**YOUR INSTRUCTIONS:** Your task is to set down the records below again, exactly.

**DATASET RECORDS:**
::::::::
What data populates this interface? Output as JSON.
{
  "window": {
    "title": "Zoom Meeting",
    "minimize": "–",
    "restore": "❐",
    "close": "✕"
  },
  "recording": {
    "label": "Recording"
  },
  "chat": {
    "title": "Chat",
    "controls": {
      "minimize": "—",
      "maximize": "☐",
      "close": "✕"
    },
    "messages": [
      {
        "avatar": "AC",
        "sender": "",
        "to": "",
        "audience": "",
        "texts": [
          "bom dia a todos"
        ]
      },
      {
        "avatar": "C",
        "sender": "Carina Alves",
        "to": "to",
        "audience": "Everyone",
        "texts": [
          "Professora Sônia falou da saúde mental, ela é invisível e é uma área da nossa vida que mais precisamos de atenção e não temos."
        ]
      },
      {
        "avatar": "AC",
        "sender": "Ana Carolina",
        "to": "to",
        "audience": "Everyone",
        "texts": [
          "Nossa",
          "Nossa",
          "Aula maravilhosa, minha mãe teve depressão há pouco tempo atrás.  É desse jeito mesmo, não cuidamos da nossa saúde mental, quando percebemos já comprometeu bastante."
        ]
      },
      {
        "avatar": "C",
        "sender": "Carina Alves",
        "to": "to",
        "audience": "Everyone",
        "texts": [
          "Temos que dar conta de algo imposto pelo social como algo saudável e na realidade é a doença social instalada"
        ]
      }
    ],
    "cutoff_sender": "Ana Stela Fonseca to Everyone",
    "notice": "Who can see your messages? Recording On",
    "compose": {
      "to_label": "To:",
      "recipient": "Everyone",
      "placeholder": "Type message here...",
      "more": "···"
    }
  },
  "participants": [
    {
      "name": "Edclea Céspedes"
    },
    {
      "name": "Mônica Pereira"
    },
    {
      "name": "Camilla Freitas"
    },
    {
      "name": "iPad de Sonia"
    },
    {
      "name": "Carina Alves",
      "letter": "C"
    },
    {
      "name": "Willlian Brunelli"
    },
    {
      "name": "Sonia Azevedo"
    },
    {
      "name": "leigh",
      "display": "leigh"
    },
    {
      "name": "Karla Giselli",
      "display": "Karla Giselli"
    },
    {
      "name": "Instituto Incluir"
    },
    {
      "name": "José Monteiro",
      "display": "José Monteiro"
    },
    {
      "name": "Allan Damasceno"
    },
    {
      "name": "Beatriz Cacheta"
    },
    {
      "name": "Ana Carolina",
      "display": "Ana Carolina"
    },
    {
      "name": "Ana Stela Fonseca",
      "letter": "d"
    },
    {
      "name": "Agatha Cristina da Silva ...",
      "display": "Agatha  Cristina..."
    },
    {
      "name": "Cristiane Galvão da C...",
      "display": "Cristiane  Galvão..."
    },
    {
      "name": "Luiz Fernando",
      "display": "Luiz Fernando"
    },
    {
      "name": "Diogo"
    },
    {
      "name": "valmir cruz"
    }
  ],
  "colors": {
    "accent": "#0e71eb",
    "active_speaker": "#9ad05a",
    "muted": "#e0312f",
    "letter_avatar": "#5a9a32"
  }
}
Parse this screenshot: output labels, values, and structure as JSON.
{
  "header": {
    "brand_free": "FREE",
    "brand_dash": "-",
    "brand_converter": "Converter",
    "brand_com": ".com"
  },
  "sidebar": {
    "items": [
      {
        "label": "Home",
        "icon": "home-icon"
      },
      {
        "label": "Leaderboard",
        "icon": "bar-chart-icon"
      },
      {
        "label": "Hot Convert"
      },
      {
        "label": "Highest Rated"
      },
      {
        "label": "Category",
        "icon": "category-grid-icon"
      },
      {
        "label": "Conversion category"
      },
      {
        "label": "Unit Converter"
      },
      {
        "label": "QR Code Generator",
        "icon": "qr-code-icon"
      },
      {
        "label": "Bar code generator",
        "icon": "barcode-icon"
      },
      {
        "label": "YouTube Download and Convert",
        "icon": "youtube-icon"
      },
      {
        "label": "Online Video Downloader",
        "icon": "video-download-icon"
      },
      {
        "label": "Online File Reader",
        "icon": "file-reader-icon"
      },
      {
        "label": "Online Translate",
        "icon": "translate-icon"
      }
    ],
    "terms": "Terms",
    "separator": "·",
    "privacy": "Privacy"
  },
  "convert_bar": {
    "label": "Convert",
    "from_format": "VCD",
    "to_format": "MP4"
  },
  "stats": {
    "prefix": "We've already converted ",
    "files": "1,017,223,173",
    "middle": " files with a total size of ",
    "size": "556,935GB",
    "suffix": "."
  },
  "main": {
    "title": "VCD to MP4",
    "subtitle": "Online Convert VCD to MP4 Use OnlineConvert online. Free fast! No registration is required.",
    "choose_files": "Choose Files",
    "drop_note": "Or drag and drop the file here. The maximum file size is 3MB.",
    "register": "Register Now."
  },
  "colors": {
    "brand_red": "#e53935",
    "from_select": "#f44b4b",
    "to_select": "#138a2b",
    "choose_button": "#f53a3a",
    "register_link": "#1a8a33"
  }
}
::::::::
**OUTPUT BELOW:**
What data populates this interface? Output as JSON.
{
  "window": {
    "title": "Zoom Meeting",
    "minimize": "–",
    "restore": "❐",
    "close": "✕"
  },
  "recording": {
    "label": "Recording"
  },
  "chat": {
    "title": "Chat",
    "controls": {
      "minimize": "—",
      "maximize": "☐",
      "close": "✕"
    },
    "messages": [
      {
        "avatar": "AC",
        "sender": "",
        "to": "",
        "audience": "",
        "texts": [
          "bom dia a todos"
        ]
      },
      {
        "avatar": "C",
        "sender": "Carina Alves",
        "to": "to",
        "audience": "Everyone",
        "texts": [
          "Professora Sônia falou da saúde mental, ela é invisível e é uma área da nossa vida que mais precisamos de atenção e não temos."
        ]
      },
      {
        "avatar": "AC",
        "sender": "Ana Carolina",
        "to": "to",
        "audience": "Everyone",
        "texts": [
          "Nossa",
          "Nossa",
          "Aula maravilhosa, minha mãe teve depressão há pouco tempo atrás.  É desse jeito mesmo, não cuidamos da nossa saúde mental, quando percebemos já comprometeu bastante."
        ]
      },
      {
        "avatar": "C",
        "sender": "Carina Alves",
        "to": "to",
        "audience": "Everyone",
        "texts": [
          "Temos que dar conta de algo imposto pelo social como algo saudável e na realidade é a doença social instalada"
        ]
      }
    ],
    "cutoff_sender": "Ana Stela Fonseca to Everyone",
    "notice": "Who can see your messages? Recording On",
    "compose": {
      "to_label": "To:",
      "recipient": "Everyone",
      "placeholder": "Type message here...",
      "more": "···"
    }
  },
  "participants": [
    {
      "name": "Edclea Céspedes"
    },
    {
      "name": "Mônica Pereira"
    },
    {
      "name": "Camilla Freitas"
    },
    {
      "name": "iPad de Sonia"
    },
    {
      "name": "Carina Alves",
      "letter": "C"
    },
    {
      "name": "Willlian Brunelli"
    },
    {
      "name": "Sonia Azevedo"
    },
    {
      "name": "leigh",
      "display": "leigh"
    },
    {
      "name": "Karla Giselli",
      "display": "Karla Giselli"
    },
    {
      "name": "Instituto Incluir"
    },
    {
      "name": "José Monteiro",
      "display": "José Monteiro"
    },
    {
      "name": "Allan Damasceno"
    },
    {
      "name": "Beatriz Cacheta"
    },
    {
      "name": "Ana Carolina",
      "display": "Ana Carolina"
    },
    {
      "name": "Ana Stela Fonseca",
      "letter": "d"
    },
    {
      "name": "Agatha Cristina da Silva ...",
      "display": "Agatha  Cristina..."
    },
    {
      "name": "Cristiane Galvão da C...",
      "display": "Cristiane  Galvão..."
    },
    {
      "name": "Luiz Fernando",
      "display": "Luiz Fernando"
    },
    {
      "name": "Diogo"
    },
    {
      "name": "valmir cruz"
    }
  ],
  "colors": {
    "accent": "#0e71eb",
    "active_speaker": "#9ad05a",
    "muted": "#e0312f",
    "letter_avatar": "#5a9a32"
  }
}
Parse this screenshot: output labels, values, and structure as JSON.
{
  "header": {
    "brand_free": "FREE",
    "brand_dash": "-",
    "brand_converter": "Converter",
    "brand_com": ".com"
  },
  "sidebar": {
    "items": [
      {
        "label": "Home",
        "icon": "home-icon"
      },
      {
        "label": "Leaderboard",
        "icon": "bar-chart-icon"
      },
      {
        "label": "Hot Convert"
      },
      {
        "label": "Highest Rated"
      },
      {
        "label": "Category",
        "icon": "category-grid-icon"
      },
      {
        "label": "Conversion category"
      },
      {
        "label": "Unit Converter"
      },
      {
        "label": "QR Code Generator",
        "icon": "qr-code-icon"
      },
      {
        "label": "Bar code generator",
        "icon": "barcode-icon"
      },
      {
        "label": "YouTube Download and Convert",
        "icon": "youtube-icon"
      },
      {
        "label": "Online Video Downloader",
        "icon": "video-download-icon"
      },
      {
        "label": "Online File Reader",
        "icon": "file-reader-icon"
      },
      {
        "label": "Online Translate",
        "icon": "translate-icon"
      }
    ],
    "terms": "Terms",
    "separator": "·",
    "privacy": "Privacy"
  },
  "convert_bar": {
    "label": "Convert",
    "from_format": "VCD",
    "to_format": "MP4"
  },
  "stats": {
    "prefix": "We've already converted ",
    "files": "1,017,223,173",
    "middle": " files with a total size of ",
    "size": "556,935GB",
    "suffix": "."
  },
  "main": {
    "title": "VCD to MP4",
    "subtitle": "Online Convert VCD to MP4 Use OnlineConvert online. Free fast! No registration is required.",
    "choose_files": "Choose Files",
    "drop_note": "Or drag and drop the file here. The maximum file size is 3MB.",
    "register": "Register Now."
  },
  "colors": {
    "brand_red": "#e53935",
    "from_select": "#f44b4b",
    "to_select": "#138a2b",
    "choose_button": "#f53a3a",
    "register_link": "#1a8a33"
  }
}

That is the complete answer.